TTC Chair Karen Stintz speaks to members of Toronto Roller Derby. Photo by Steve Kupferman/Torontoist.
A TTC public consultation last night at Metro Hall, meant to facilitate communication between the public and TTC brass over proposed service cuts on forty-eight bus routes, was civil but chaotic.
For the civility, credit the citizen attendees, many of whom had come in order to convince the senior bureaucrats and City politicians in attendance to maintain some or all of the routes at their current service levels.
For the chaos, blame the format, which was not a town-hall style sit-down meeting, as many had apparently expected, but rather a poster session, with TTC staff and City councillors circulating freely through a crowd whose composition was perhaps half civilian and half media. Only small-scale conversations were possible; there was no way to address the entire room. Large display boards on easels showed maps of the affected routes and nearby alternatives.
David Rapaport, an attendee, confronted TTC Chair Karen Stintz (Ward 16, Eglinton-Lawrence) to express his displeasure. Within moments, he and Stintz were surrounded by microphones.
“This is a real serious problem,” Rapaport told Stintz and the half-dozen reporters that were conspicuously eavesdropping on the conversation. “When we used to have transit meetings…they’d put the boards out and then we’d have a public discussion. And to me, this is a step back for democracy in Toronto, and I’m not happy about it. There are things I need to say. Not only is the TTC not expanding, but now I’m being told that it’s contracting, and that really upsets me.”
Stintz tactfully led Rapaport away to the rear of the conference room, where TTC staff could address some of his concerns, and where there were fewer recording devices.
The confusion over the format of the consultation had partly to do with a vague press release, which billed the event as “an opportunity to see details of which routes are proposed to be reallocated, alternate routes that customers can use, and an understanding of why the TTC is proposing these changes.” Three more consultations are planned over the next three days, in different parts of the city.
Most of the bus routes in question will lose late-night hours, but some of them face more severe cutbacks. The TTC, under pressure from the City to control its budget, has said that the service reductions would free up as much as seven million dollars this year (but likely less, now that a decision on the routes has been deferred until February), with resources to be reallocated to busier routes in the fall. The full list of affected routes is available on the TTC’s website.
Adam Vaughan (Ward 20, Trinity-Spadina) was at the Metro Hall consultation. “The mayor has gone on record,” he said. “He’s declared the TTC an essential service.”
(City council voted to recommend designating the TTC an essential service at its meeting last month. The designation would ban TTC workers from striking, and would, according to City staff, also drive up labour costs. The province needs to approve the move, and they’ve recently shown willingness to do so.)
Vaughan continued: “As long as it’s not okay for the union to pull buses off the street, why’s it okay for him?
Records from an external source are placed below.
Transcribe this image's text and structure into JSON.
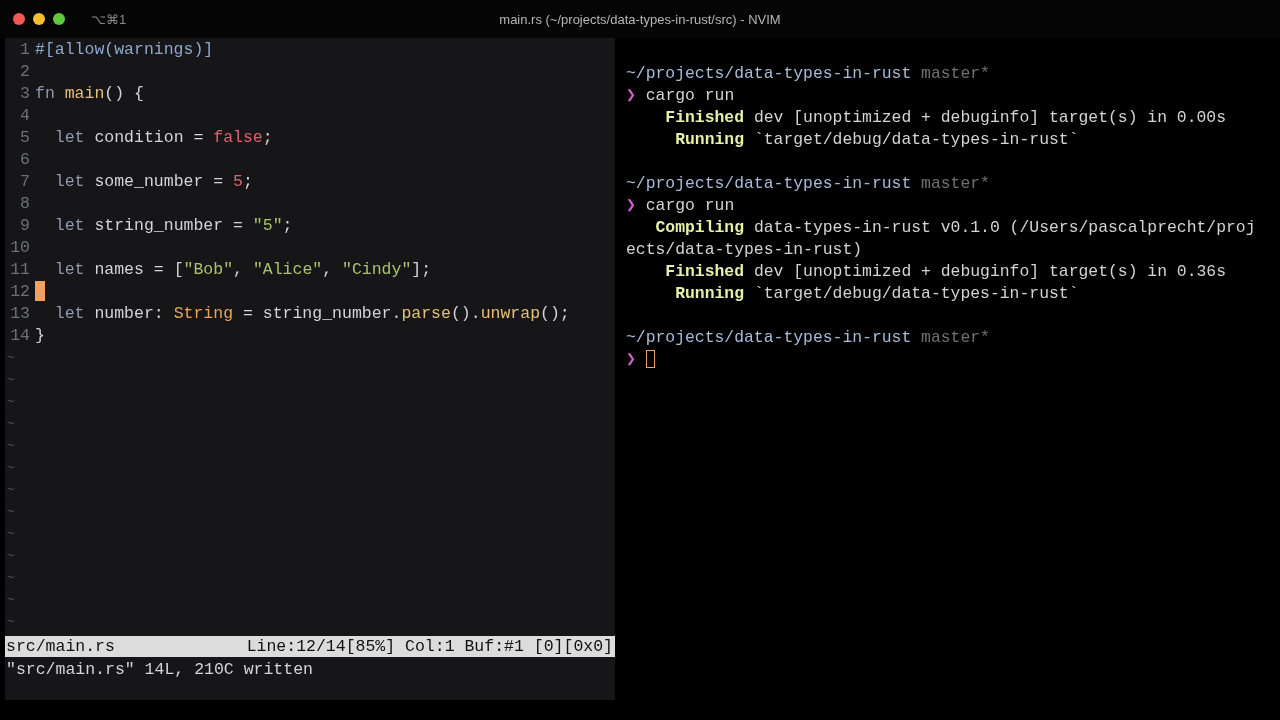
{
  "window": {
    "shortcut": "⌥⌘1",
    "title": "main.rs (~/projects/data-types-in-rust/src) - NVIM"
  },
  "editor": {
    "lines": [
      {
        "number": "1",
        "cursor": false,
        "tokens": [
          {
            "kind": "attr",
            "text": "#[allow(warnings)]"
          }
        ]
      },
      {
        "number": "2",
        "cursor": false
      },
      {
        "number": "3",
        "cursor": false,
        "tokens": [
          {
            "kind": "keyword",
            "text": "fn "
          },
          {
            "kind": "func",
            "text": "main"
          },
          {
            "kind": "plain",
            "text": "() {"
          }
        ]
      },
      {
        "number": "4",
        "cursor": false
      },
      {
        "number": "5",
        "cursor": false,
        "tokens": [
          {
            "kind": "keyword",
            "text": "  let"
          },
          {
            "kind": "plain",
            "text": " condition = "
          },
          {
            "kind": "bool",
            "text": "false"
          },
          {
            "kind": "plain",
            "text": ";"
          }
        ]
      },
      {
        "number": "6",
        "cursor": false
      },
      {
        "number": "7",
        "cursor": false,
        "tokens": [
          {
            "kind": "keyword",
            "text": "  let"
          },
          {
            "kind": "plain",
            "text": " some_number = "
          },
          {
            "kind": "number",
            "text": "5"
          },
          {
            "kind": "plain",
            "text": ";"
          }
        ]
      },
      {
        "number": "8",
        "cursor": false
      },
      {
        "number": "9",
        "cursor": false,
        "tokens": [
          {
            "kind": "keyword",
            "text": "  let"
          },
          {
            "kind": "plain",
            "text": " string_number = "
          },
          {
            "kind": "string",
            "text": "\"5\""
          },
          {
            "kind": "plain",
            "text": ";"
          }
        ]
      },
      {
        "number": "10",
        "cursor": false
      },
      {
        "number": "11",
        "cursor": false,
        "tokens": [
          {
            "kind": "keyword",
            "text": "  let"
          },
          {
            "kind": "plain",
            "text": " names = ["
          },
          {
            "kind": "string",
            "text": "\"Bob\""
          },
          {
            "kind": "plain",
            "text": ", "
          },
          {
            "kind": "string",
            "text": "\"Alice\""
          },
          {
            "kind": "plain",
            "text": ", "
          },
          {
            "kind": "string",
            "text": "\"Cindy\""
          },
          {
            "kind": "plain",
            "text": "];"
          }
        ]
      },
      {
        "number": "12",
        "cursor": true
      },
      {
        "number": "13",
        "cursor": false,
        "tokens": [
          {
            "kind": "keyword",
            "text": "  let"
          },
          {
            "kind": "plain",
            "text": " number: "
          },
          {
            "kind": "type",
            "text": "String"
          },
          {
            "kind": "plain",
            "text": " = string_number."
          },
          {
            "kind": "func",
            "text": "parse"
          },
          {
            "kind": "plain",
            "text": "()."
          },
          {
            "kind": "func",
            "text": "unwrap"
          },
          {
            "kind": "plain",
            "text": "();"
          }
        ]
      },
      {
        "number": "14",
        "cursor": false,
        "tokens": [
          {
            "kind": "plain",
            "text": "}"
          }
        ]
      }
    ],
    "tildes": [
      "~",
      "~",
      "~",
      "~",
      "~",
      "~",
      "~",
      "~",
      "~",
      "~",
      "~",
      "~",
      "~"
    ],
    "status_line": {
      "file": "src/main.rs",
      "position": "Line:12/14[85%] Col:1 Buf:#1 [0][0x0]"
    },
    "message": "\"src/main.rs\" 14L, 210C written"
  },
  "terminal": {
    "lines": [
      {
        "cursor": false
      },
      {
        "cursor": false,
        "segments": [
          {
            "kind": "path",
            "text": "~/projects/data-types-in-rust"
          },
          {
            "kind": "branch",
            "text": " master*"
          }
        ]
      },
      {
        "cursor": false,
        "segments": [
          {
            "kind": "prompt",
            "text": "❯"
          },
          {
            "kind": "plain",
            "text": " cargo run"
          }
        ]
      },
      {
        "cursor": false,
        "segments": [
          {
            "kind": "status",
            "text": "    Finished"
          },
          {
            "kind": "plain",
            "text": " dev [unoptimized + debuginfo] target(s) in 0.00s"
          }
        ]
      },
      {
        "cursor": false,
        "segments": [
          {
            "kind": "status",
            "text": "     Running"
          },
          {
            "kind": "plain",
            "text": " `target/debug/data-types-in-rust`"
          }
        ]
      },
      {
        "cursor": false
      },
      {
        "cursor": false,
        "segments": [
          {
            "kind": "path",
            "text": "~/projects/data-types-in-rust"
          },
          {
            "kind": "branch",
            "text": " master*"
          }
        ]
      },
      {
        "cursor": false,
        "segments": [
          {
            "kind": "prompt",
            "text": "❯"
          },
          {
            "kind": "plain",
            "text": " cargo run"
          }
        ]
      },
      {
        "cursor": false,
        "segments": [
          {
            "kind": "status",
            "text": "   Compiling"
          },
          {
            "kind": "plain",
            "text": " data-types-in-rust v0.1.0 (/Users/pascalprecht/proj"
          }
        ]
      },
      {
        "cursor": false,
        "segments": [
          {
            "kind": "plain",
            "text": "ects/data-types-in-rust)"
          }
        ]
      },
      {
        "cursor": false,
        "segments": [
          {
            "kind": "status",
            "text": "    Finished"
          },
          {
            "kind": "plain",
            "text": " dev [unoptimized + debuginfo] target(s) in 0.36s"
          }
        ]
      },
      {
        "cursor": false,
        "segments": [
          {
            "kind": "status",
            "text": "     Running"
          },
          {
            "kind": "plain",
            "text": " `target/debug/data-types-in-rust`"
          }
        ]
      },
      {
        "cursor": false
      },
      {
        "cursor": false,
        "segments": [
          {
            "kind": "path",
            "text": "~/projects/data-types-in-rust"
          },
          {
            "kind": "branch",
            "text": " master*"
          }
        ]
      },
      {
        "cursor": true,
        "segments": [
          {
            "kind": "prompt",
            "text": "❯"
          }
        ]
      }
    ]
  }
}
This is an essential service. It’s an essential service for people who have to get around the city after 10:00 at night.”
Janet Davis (Ward 31, Beaches-East York), another member of council’s left, was similarly concerned. “It’s a safety issue, these night routes,” she said. “I heard from some middle-aged women who said they will choose not to go out. I heard from shift workers who said they will struggle to be able to pay for alternative transportation, like taxis. It’s going to have real impact, on real people.”
“I think what this is demonstrating once again is that services don’t come for free. There’s no magic solution. They cost money. You either pay with user fees, or you pay with taxes, or you suffer.”
In the back of the conference room, by the posters explaining the different route changes, members of Toronto Roller Derby spoke with Stintz. The Derby has become the public face of bus-cut victimhood because of its members’ dependence upon the endangered 101 Parc Downsview Park bus to reach the group’s skating gym. They lobbied at last week’s public budget consultations, and were out in force, and in uniform, at Metro Hall.
Afterward, Stintz spoke to reporters about the TTC’s deliberations over the 101 Parc Downsview Park.
“Once we got some feedback, we went back to look at it a little more in depth,” she said of the proposed cuts to the route, “and we realized that we might have to make some adjustments.” This bodes well for the Roller Derby lobby. Stintz stressed that the criterion for selecting routes to cut was a total ridership of less than fifteen people per hour. But those ridership numbers are weighted averages, meaning they wouldn’t necessarily reflect infrequent spikes in usage, Derby-related or not.
The purpose of the consultation, she said, was to “review our numbers against the feedback that we’ve heard and bring that back to the Commission,” at its next meeting, which takes place on February 2.
“Really what we’re trying to do is put more services where they’re needed,” she continued, referring to the TTC’s pledge to reallocate resources to busier routes in the fall.